----- Data under study

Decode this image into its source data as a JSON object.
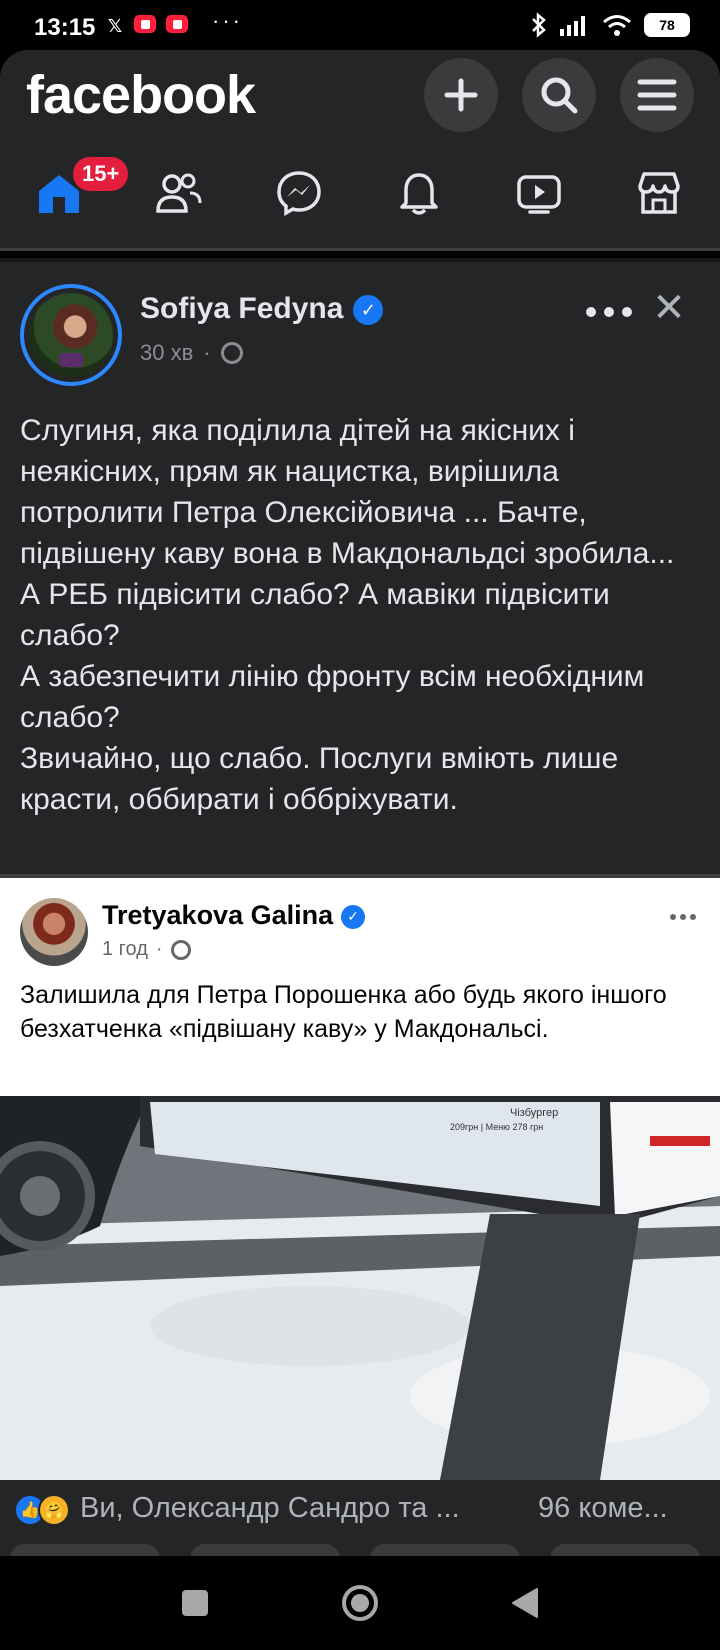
{
  "status_bar": {
    "time": "13:15",
    "x_notification": "𝕏",
    "more_indicator": "···",
    "battery": "78"
  },
  "header": {
    "logo": "facebook",
    "badge_count": "15+",
    "icons": [
      "plus-icon",
      "search-icon",
      "menu-icon"
    ],
    "tabs": [
      "home",
      "friends",
      "messenger",
      "notifications",
      "video",
      "marketplace"
    ]
  },
  "post1": {
    "author": "Sofiya Fedyna",
    "verified": true,
    "time": "30 хв",
    "separator": "·",
    "text": "Слугиня, яка поділила дітей на якісних і неякісних, прям як нацистка, вирішила потролити Петра Олексійовича ... Бачте, підвішену каву вона в Макдональдсі зробила...\nА РЕБ підвісити слабо? А мавіки підвісити слабо?\nА забезпечити лінію фронту всім необхідним слабо?\nЗвичайно, що слабо. Послуги вміють лише красти, оббирати і оббріхувати."
  },
  "post2": {
    "author": "Tretyakova  Galina",
    "verified": true,
    "time": "1 год",
    "separator": "·",
    "text": "Залишила для Петра Порошенка або будь якого іншого безхатченка «підвішану каву» у Макдональсі.",
    "sign_text": "Чізбургер",
    "sign_price": "209грн | Меню 278 грн"
  },
  "reactions": {
    "names": "Ви, Олександр Сандро та ...",
    "comments": "96 коме..."
  },
  "colors": {
    "brand": "#1877f2",
    "badge": "#e41e3f",
    "dark_surface": "#242526"
  }
}
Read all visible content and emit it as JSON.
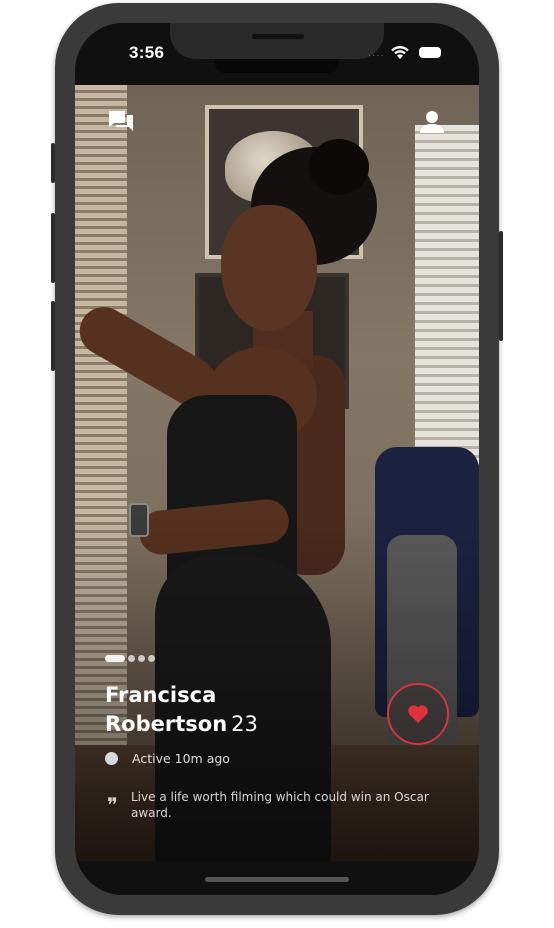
{
  "status_bar": {
    "time": "3:56",
    "signal": "····"
  },
  "header": {
    "left_icon": "chat-bubbles-icon",
    "right_icon": "person-icon"
  },
  "profile": {
    "name_first": "Francisca",
    "name_last": "Robertson",
    "age": "23",
    "active_status": "Active 10m ago",
    "bio": "Live a life worth filming which could win an Oscar award.",
    "photo_count": 4,
    "photo_index": 1
  },
  "actions": {
    "like_icon": "heart-icon"
  },
  "colors": {
    "accent": "#e0313c",
    "screen_bg": "#101010",
    "device_frame": "#3a3a3a"
  }
}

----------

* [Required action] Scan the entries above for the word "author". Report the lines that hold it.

* [Exercise answer]
    "author": "Sofiya Fedyna",
    "author": "Tretyakova  Galina",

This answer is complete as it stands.